Author : Rand Corporation
Release : 1977
Language : En, Es, Fr & De GET BOOK
Book Description :
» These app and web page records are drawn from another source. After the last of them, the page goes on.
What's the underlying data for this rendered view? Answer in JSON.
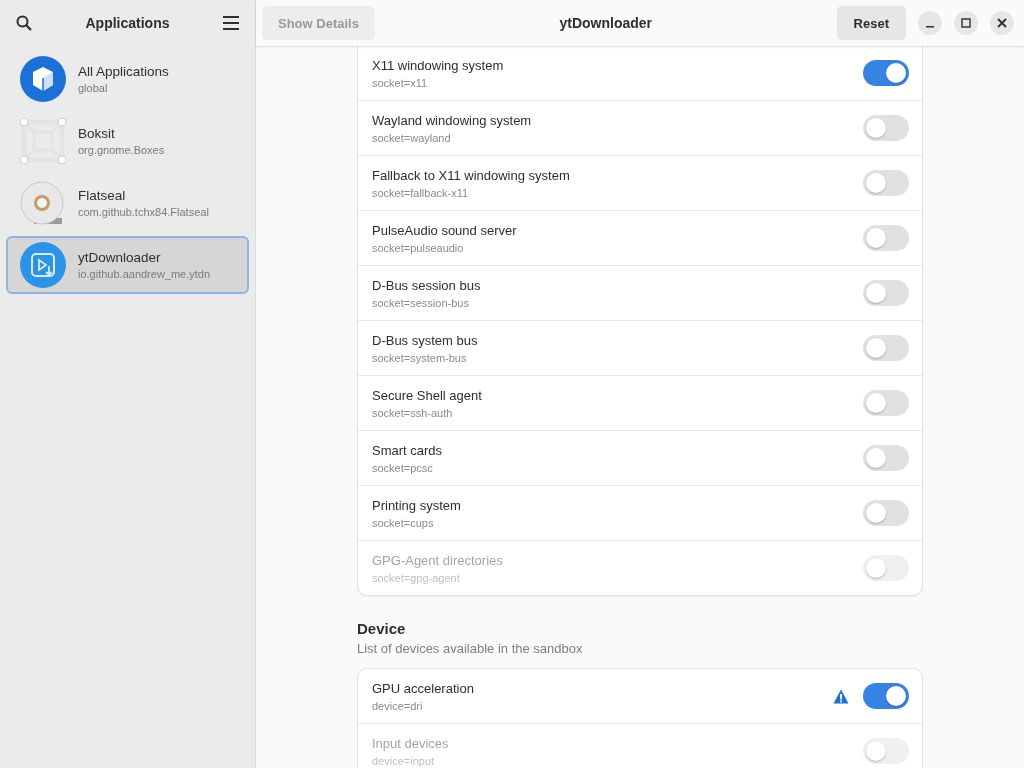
{
  "sidebar": {
    "title": "Applications",
    "items": [
      {
        "name": "All Applications",
        "id_text": "global",
        "selected": false
      },
      {
        "name": "Boksit",
        "id_text": "org.gnome.Boxes",
        "selected": false
      },
      {
        "name": "Flatseal",
        "id_text": "com.github.tchx84.Flatseal",
        "selected": false
      },
      {
        "name": "ytDownloader",
        "id_text": "io.github.aandrew_me.ytdn",
        "selected": true
      }
    ]
  },
  "header": {
    "left_button": "Show Details",
    "left_button_disabled": true,
    "title": "ytDownloader",
    "reset_button": "Reset"
  },
  "sections": [
    {
      "rows": [
        {
          "title": "X11 windowing system",
          "subtitle": "socket=x11",
          "on": true,
          "disabled": false,
          "warning": false
        },
        {
          "title": "Wayland windowing system",
          "subtitle": "socket=wayland",
          "on": false,
          "disabled": false,
          "warning": false
        },
        {
          "title": "Fallback to X11 windowing system",
          "subtitle": "socket=fallback-x11",
          "on": false,
          "disabled": false,
          "warning": false
        },
        {
          "title": "PulseAudio sound server",
          "subtitle": "socket=pulseaudio",
          "on": false,
          "disabled": false,
          "warning": false
        },
        {
          "title": "D-Bus session bus",
          "subtitle": "socket=session-bus",
          "on": false,
          "disabled": false,
          "warning": false
        },
        {
          "title": "D-Bus system bus",
          "subtitle": "socket=system-bus",
          "on": false,
          "disabled": false,
          "warning": false
        },
        {
          "title": "Secure Shell agent",
          "subtitle": "socket=ssh-auth",
          "on": false,
          "disabled": false,
          "warning": false
        },
        {
          "title": "Smart cards",
          "subtitle": "socket=pcsc",
          "on": false,
          "disabled": false,
          "warning": false
        },
        {
          "title": "Printing system",
          "subtitle": "socket=cups",
          "on": false,
          "disabled": false,
          "warning": false
        },
        {
          "title": "GPG-Agent directories",
          "subtitle": "socket=gpg-agent",
          "on": false,
          "disabled": true,
          "warning": false
        }
      ]
    },
    {
      "heading": "Device",
      "description": "List of devices available in the sandbox",
      "rows": [
        {
          "title": "GPU acceleration",
          "subtitle": "device=dri",
          "on": true,
          "disabled": false,
          "warning": true
        },
        {
          "title": "Input devices",
          "subtitle": "device=input",
          "on": false,
          "disabled": true,
          "warning": false
        }
      ]
    }
  ]
}
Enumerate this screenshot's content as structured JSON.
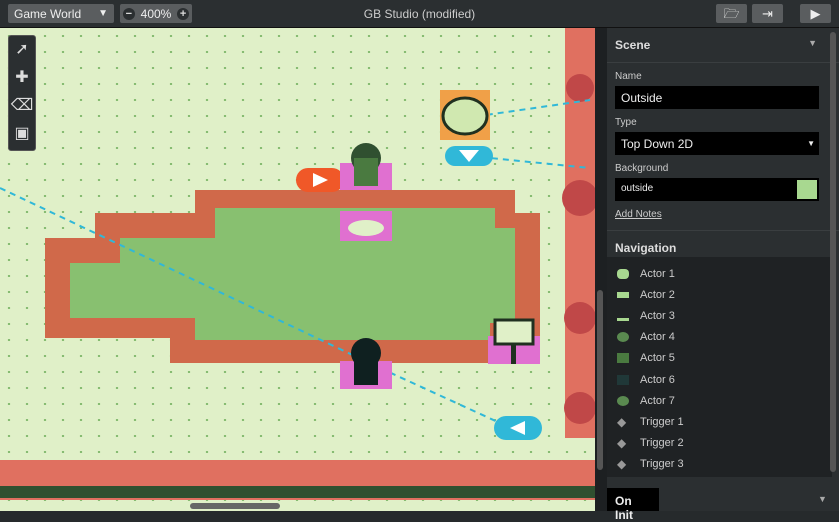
{
  "toolbar": {
    "world_select": "Game World",
    "zoom": "400%",
    "title": "GB Studio (modified)",
    "buttons": [
      "folder-open-icon",
      "export-icon",
      "play-icon"
    ]
  },
  "tools": [
    "select-icon",
    "add-icon",
    "eraser-icon",
    "cube-icon"
  ],
  "scene": {
    "header": "Scene",
    "name_label": "Name",
    "name_value": "Outside",
    "type_label": "Type",
    "type_value": "Top Down 2D",
    "background_label": "Background",
    "background_value": "outside",
    "add_notes": "Add Notes"
  },
  "navigation": {
    "header": "Navigation",
    "items": [
      {
        "label": "Actor 1",
        "icon": "bush-icon"
      },
      {
        "label": "Actor 2",
        "icon": "sign-icon"
      },
      {
        "label": "Actor 3",
        "icon": "duck-icon"
      },
      {
        "label": "Actor 4",
        "icon": "npc-icon"
      },
      {
        "label": "Actor 5",
        "icon": "npc-icon"
      },
      {
        "label": "Actor 6",
        "icon": "npc-icon"
      },
      {
        "label": "Actor 7",
        "icon": "npc-icon"
      },
      {
        "label": "Trigger 1",
        "icon": "diamond-icon"
      },
      {
        "label": "Trigger 2",
        "icon": "diamond-icon"
      },
      {
        "label": "Trigger 3",
        "icon": "diamond-icon"
      }
    ]
  },
  "on_init": "On Init",
  "colors": {
    "grass": "#e0f0c8",
    "pond_edge": "#d0694a",
    "pond": "#88c070",
    "trigger": "#e070d0",
    "connection": "#30b8d8",
    "arrow_orange": "#f05828"
  }
}
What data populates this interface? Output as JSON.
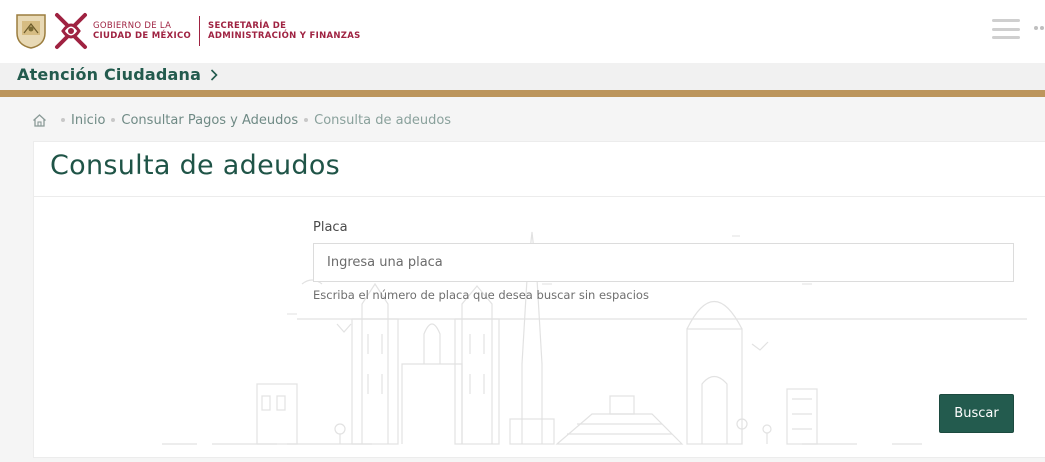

In 1973 the National Institute of Law Enforcement and Criminal Justice awarded a contract to the Rand Corporation to undertake a nationwide, two-year study of the effectiveness of police investigative practices. The criminal investigation process in municipal and county police departments was studied by survey, by interviews and observations, and by special data collection. In October 1975, the Rand Corporation published its findings and proposed reforms in three volumes. The principal finding of the research was that, although the solution or clearance of reported crimes is the primary focus of police investigators, most clearances are arrived at through the activities of patrol officers, members of the public, and routine police procedures, rather than investigative techniques. It was further suggested that solutions for only a very small percentage of crimes, concentrated in a few specific crime types, are generated through the use of what has been traditionally thought of as investigative efforts. Rather, it was asserted that much of this traditional investigative effort is applied to crimes which empirical evidence indicates will never be solved. As a result of this finding, along with others on fingerprint processing, the use of information systems, strike forces, victim satisfaction, and post-arrest investigation thoroughness, the researchers suggested a number of reforms intended to result in more effective and efficient investigation activity. When the study was made public, it sparked a debate in the law enforcement community. A critical analysis of the Rand research, and the researcher's response appeared in the July 1976 issue of the police chief. The critical evaluation purported to demonstrate that the Rand study contains 'procedural errors', has a 'fatally limited' data base, and 'presents conclusions that do not follow from the data presented'. In their response, the Rand researchers, while acknowledging some instances of 'imprecise or misinterpretable wordings', contend that no contradictory evidence has been brought forth that suggests their basic conclusions are erroneous. Because of the importance of the issues involved, the National Institute has compiled its report, which includes the original summary of the criminal investigation study, the critical analysis, the researchers' response, and a revised summary prepared by the researchers.